- _WHAT YOU SHOULD DO_
Report each line of the records below that uses the word "extra".

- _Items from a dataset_
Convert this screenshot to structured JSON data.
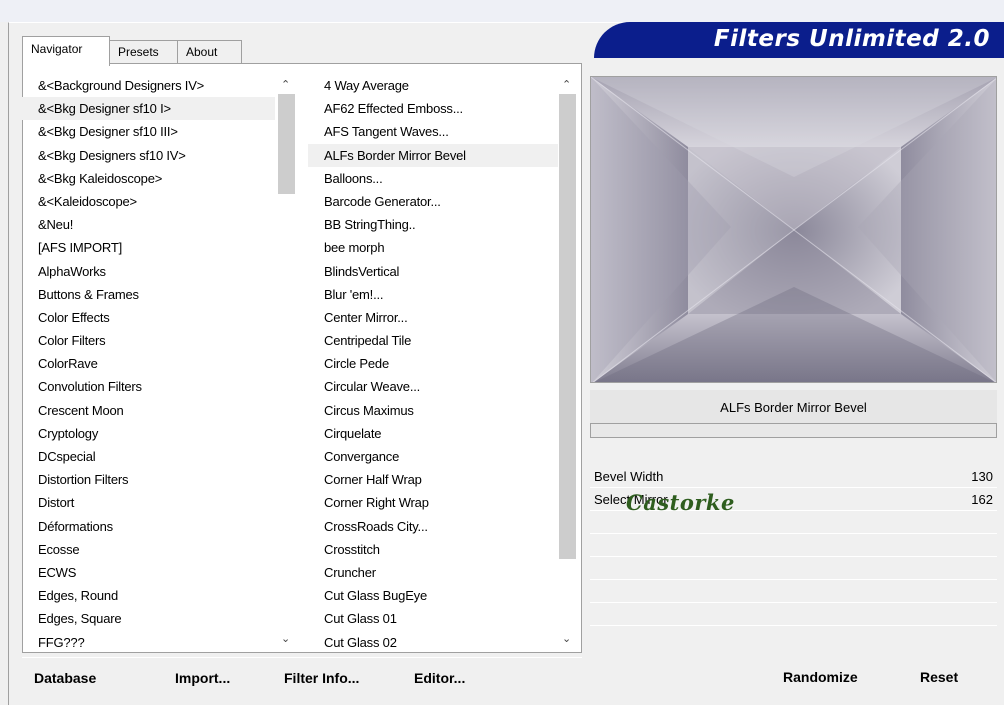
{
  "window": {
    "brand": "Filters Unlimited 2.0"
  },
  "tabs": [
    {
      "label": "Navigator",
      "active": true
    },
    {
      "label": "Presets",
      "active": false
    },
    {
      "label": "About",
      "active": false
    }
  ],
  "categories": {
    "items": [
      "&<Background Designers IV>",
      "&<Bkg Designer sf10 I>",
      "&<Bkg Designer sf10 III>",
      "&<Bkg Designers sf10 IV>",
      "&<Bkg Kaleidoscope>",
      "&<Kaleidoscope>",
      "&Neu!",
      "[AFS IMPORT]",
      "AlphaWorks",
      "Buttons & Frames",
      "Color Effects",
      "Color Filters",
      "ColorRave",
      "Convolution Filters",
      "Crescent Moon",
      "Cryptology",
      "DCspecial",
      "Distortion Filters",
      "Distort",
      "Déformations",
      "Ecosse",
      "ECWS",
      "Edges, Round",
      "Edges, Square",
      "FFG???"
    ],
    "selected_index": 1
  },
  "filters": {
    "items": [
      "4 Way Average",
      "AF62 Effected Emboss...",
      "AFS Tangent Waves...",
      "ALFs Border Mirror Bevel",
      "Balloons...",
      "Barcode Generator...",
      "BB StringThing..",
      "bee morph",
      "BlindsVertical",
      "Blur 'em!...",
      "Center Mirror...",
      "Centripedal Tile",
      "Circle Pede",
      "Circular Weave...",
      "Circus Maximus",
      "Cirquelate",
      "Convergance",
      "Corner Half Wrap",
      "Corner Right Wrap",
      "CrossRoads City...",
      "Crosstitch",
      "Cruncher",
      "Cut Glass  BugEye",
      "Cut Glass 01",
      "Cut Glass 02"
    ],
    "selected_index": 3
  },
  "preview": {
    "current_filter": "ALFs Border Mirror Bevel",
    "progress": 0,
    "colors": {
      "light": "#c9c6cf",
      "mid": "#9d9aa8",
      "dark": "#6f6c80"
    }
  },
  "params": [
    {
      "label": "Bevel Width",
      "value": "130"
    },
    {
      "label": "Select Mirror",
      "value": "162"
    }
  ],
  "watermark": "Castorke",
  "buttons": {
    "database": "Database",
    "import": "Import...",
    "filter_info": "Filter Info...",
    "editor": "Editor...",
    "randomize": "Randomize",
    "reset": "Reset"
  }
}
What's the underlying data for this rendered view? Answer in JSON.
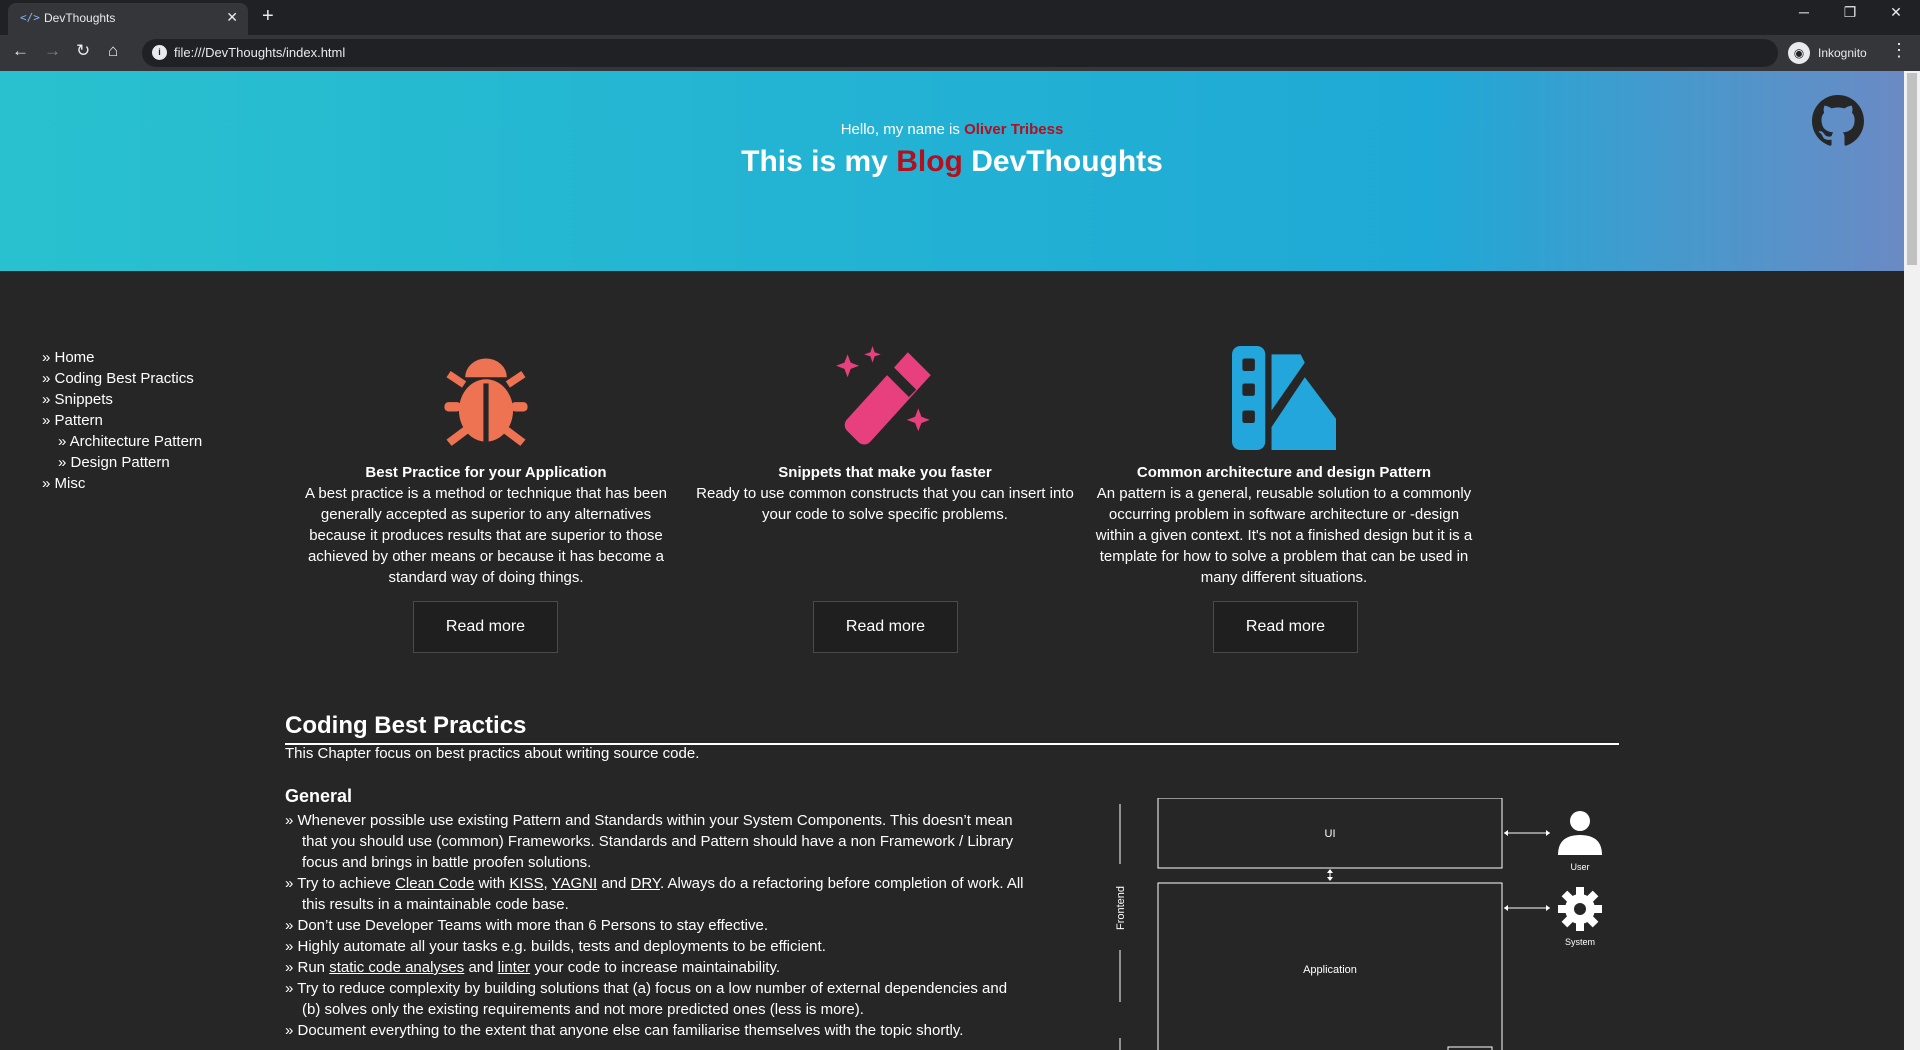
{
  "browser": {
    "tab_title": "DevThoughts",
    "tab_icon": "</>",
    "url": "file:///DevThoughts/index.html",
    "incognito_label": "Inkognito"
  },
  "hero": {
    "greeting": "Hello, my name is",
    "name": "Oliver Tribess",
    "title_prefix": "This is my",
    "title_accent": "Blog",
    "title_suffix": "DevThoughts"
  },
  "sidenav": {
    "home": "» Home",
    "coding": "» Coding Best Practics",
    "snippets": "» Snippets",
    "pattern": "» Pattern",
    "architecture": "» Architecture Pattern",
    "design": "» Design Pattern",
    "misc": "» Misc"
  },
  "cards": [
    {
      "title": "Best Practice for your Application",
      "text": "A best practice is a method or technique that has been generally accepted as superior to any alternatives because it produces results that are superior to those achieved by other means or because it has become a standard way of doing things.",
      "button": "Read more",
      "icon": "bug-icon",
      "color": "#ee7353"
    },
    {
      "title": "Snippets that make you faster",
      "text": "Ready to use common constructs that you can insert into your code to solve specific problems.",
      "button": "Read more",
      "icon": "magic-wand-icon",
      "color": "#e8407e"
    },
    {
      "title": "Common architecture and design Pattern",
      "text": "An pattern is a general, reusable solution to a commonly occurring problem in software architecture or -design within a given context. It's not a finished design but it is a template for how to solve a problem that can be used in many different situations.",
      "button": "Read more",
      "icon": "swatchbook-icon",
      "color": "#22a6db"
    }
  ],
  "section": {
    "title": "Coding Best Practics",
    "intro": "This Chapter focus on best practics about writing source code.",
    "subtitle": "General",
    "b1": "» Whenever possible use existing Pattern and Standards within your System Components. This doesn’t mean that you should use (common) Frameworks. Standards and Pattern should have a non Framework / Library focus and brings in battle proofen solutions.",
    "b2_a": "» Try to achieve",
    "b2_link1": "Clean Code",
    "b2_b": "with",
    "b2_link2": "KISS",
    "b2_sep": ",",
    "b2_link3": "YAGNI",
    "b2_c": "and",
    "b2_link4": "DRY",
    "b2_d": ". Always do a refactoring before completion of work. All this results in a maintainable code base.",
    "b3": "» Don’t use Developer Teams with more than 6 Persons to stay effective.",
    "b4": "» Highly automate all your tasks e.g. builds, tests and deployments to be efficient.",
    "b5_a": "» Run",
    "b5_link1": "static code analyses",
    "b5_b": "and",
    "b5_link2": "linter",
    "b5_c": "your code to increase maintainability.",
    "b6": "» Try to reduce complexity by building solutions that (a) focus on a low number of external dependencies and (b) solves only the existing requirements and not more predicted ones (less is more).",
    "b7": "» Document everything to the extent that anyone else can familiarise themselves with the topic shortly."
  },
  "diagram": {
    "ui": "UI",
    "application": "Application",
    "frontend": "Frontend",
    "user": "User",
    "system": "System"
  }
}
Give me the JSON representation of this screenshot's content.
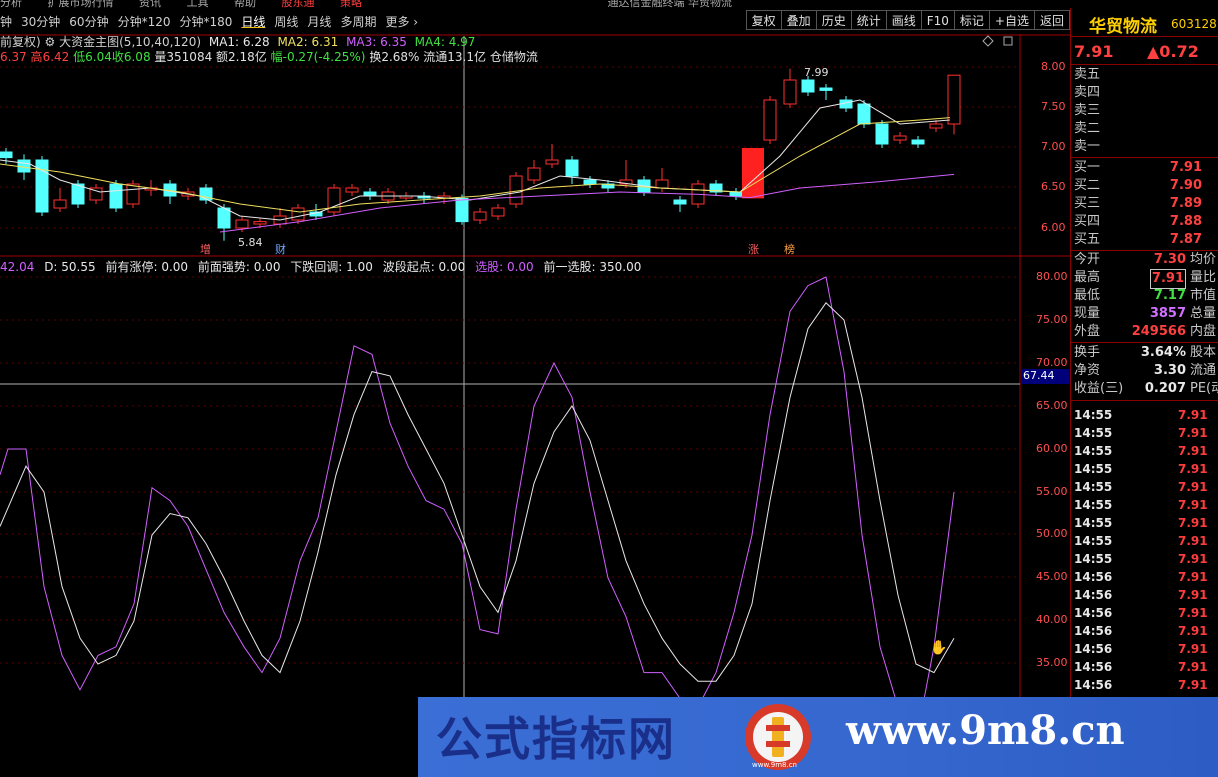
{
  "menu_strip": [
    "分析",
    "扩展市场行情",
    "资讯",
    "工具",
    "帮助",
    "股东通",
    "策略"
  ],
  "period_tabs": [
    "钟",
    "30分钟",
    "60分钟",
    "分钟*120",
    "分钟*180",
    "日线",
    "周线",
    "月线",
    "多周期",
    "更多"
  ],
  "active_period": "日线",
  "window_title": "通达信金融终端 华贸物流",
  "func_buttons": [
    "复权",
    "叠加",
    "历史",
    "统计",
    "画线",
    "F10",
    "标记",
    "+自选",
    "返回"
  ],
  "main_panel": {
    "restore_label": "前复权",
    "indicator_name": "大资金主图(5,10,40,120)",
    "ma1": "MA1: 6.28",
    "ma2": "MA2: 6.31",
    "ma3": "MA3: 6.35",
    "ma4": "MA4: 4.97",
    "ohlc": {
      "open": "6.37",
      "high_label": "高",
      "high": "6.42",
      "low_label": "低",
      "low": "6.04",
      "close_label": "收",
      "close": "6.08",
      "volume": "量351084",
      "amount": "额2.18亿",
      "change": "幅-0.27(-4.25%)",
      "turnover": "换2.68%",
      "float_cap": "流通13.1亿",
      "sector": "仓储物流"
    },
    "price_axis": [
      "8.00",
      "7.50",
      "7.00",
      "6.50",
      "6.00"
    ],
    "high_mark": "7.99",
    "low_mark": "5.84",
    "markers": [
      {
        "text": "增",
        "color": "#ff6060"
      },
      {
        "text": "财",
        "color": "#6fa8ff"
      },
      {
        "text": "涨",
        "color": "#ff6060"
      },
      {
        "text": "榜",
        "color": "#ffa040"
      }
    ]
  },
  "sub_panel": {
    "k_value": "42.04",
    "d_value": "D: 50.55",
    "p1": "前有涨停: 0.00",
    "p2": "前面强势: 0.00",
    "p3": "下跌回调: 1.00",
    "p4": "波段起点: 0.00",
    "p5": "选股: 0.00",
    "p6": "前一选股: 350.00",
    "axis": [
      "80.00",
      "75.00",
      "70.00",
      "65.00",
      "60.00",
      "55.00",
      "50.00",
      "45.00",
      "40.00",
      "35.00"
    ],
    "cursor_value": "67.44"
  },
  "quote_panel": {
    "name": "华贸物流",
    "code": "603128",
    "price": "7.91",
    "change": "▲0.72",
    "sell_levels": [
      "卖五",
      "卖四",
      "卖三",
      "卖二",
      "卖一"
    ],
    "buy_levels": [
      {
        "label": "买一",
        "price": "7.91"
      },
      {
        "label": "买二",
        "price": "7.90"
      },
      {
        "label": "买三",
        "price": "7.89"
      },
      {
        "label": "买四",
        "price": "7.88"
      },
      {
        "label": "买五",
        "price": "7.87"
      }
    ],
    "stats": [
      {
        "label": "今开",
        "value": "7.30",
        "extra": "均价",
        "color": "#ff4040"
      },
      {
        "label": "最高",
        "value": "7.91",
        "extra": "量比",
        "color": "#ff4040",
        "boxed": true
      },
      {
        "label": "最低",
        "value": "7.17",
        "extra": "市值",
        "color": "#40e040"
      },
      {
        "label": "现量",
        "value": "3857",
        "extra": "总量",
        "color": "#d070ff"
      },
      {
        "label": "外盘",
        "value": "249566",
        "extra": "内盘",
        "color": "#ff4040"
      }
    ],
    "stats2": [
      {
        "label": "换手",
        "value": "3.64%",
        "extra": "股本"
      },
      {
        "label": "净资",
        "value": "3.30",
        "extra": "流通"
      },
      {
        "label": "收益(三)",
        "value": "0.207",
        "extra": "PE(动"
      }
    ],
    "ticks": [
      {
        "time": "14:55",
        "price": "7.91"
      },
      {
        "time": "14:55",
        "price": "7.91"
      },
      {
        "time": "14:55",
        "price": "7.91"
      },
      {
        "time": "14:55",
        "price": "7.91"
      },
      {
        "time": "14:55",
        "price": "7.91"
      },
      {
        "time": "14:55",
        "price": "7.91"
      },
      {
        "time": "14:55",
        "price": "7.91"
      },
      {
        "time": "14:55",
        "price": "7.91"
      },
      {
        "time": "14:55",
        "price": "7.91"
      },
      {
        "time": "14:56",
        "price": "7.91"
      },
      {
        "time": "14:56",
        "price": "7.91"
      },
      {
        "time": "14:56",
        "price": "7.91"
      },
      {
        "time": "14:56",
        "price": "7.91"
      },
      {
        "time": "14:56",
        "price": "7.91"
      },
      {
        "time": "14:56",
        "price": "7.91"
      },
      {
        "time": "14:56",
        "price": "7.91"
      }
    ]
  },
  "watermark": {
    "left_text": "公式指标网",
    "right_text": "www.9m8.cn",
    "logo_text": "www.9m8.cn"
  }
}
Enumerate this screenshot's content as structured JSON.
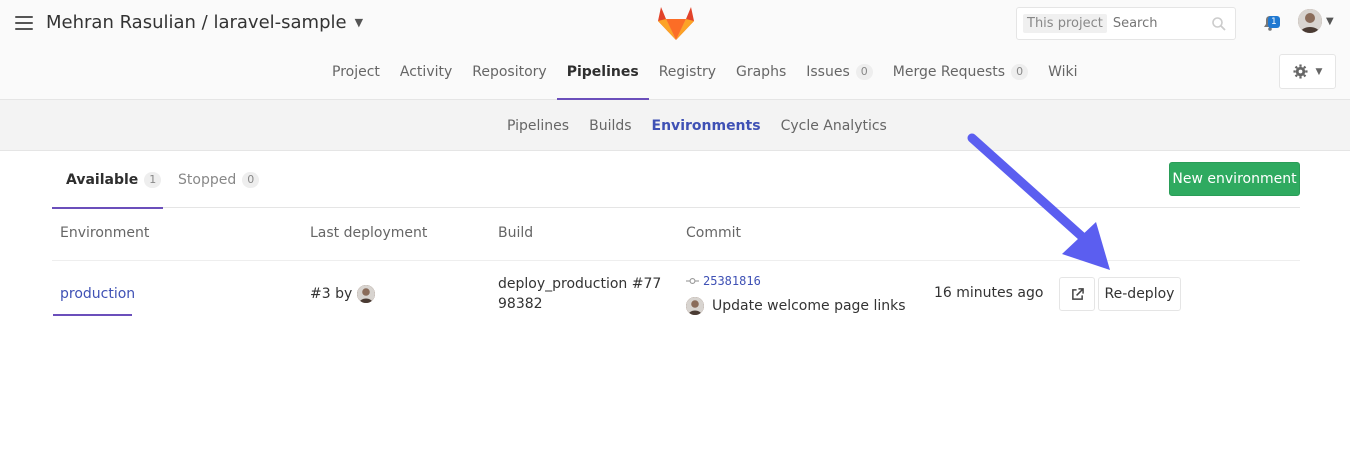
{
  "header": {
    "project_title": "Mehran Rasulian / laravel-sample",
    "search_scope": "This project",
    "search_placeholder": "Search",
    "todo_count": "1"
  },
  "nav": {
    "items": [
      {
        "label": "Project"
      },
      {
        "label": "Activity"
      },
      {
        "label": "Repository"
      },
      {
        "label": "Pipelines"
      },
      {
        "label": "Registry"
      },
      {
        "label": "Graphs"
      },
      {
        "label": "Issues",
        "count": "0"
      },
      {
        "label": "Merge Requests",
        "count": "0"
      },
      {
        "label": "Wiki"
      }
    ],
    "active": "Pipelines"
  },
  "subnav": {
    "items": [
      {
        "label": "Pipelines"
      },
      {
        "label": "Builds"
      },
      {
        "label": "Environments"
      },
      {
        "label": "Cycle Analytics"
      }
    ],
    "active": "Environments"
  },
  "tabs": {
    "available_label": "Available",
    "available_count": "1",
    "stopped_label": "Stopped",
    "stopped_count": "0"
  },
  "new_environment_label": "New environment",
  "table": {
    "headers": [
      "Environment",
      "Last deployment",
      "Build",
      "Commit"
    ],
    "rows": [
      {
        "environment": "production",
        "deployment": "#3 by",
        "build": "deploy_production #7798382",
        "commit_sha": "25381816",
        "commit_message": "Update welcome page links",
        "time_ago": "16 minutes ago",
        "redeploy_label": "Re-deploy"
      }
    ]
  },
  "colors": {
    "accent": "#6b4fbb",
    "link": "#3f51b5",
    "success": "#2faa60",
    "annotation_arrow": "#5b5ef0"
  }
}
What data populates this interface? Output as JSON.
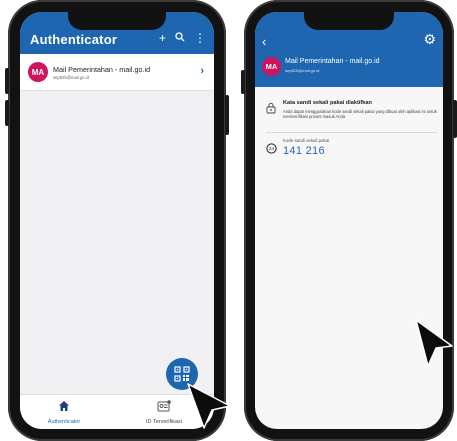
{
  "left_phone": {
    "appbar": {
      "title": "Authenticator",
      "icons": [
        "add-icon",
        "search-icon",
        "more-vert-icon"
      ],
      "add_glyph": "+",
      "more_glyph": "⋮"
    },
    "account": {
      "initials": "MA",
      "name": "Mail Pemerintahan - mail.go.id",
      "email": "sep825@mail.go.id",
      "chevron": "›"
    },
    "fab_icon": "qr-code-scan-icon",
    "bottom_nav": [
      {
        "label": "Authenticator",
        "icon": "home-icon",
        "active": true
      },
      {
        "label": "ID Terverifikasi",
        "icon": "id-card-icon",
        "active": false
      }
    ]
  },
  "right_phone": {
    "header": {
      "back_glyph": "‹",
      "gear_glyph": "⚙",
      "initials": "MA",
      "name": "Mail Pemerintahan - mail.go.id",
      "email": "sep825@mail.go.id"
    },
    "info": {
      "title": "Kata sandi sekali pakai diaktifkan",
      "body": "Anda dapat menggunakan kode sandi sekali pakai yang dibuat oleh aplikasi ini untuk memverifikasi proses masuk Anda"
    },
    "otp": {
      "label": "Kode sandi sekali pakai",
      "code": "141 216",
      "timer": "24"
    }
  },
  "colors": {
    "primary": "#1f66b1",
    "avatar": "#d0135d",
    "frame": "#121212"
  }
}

- _EXPECTED ANSWER_
        "extra": "均价",
        "extra": "量比",
        "extra": "市值",
        "extra": "总量",
        "extra": "内盘",
        "extra": "股本"
        "extra": "流通"
        "extra": "PE(动"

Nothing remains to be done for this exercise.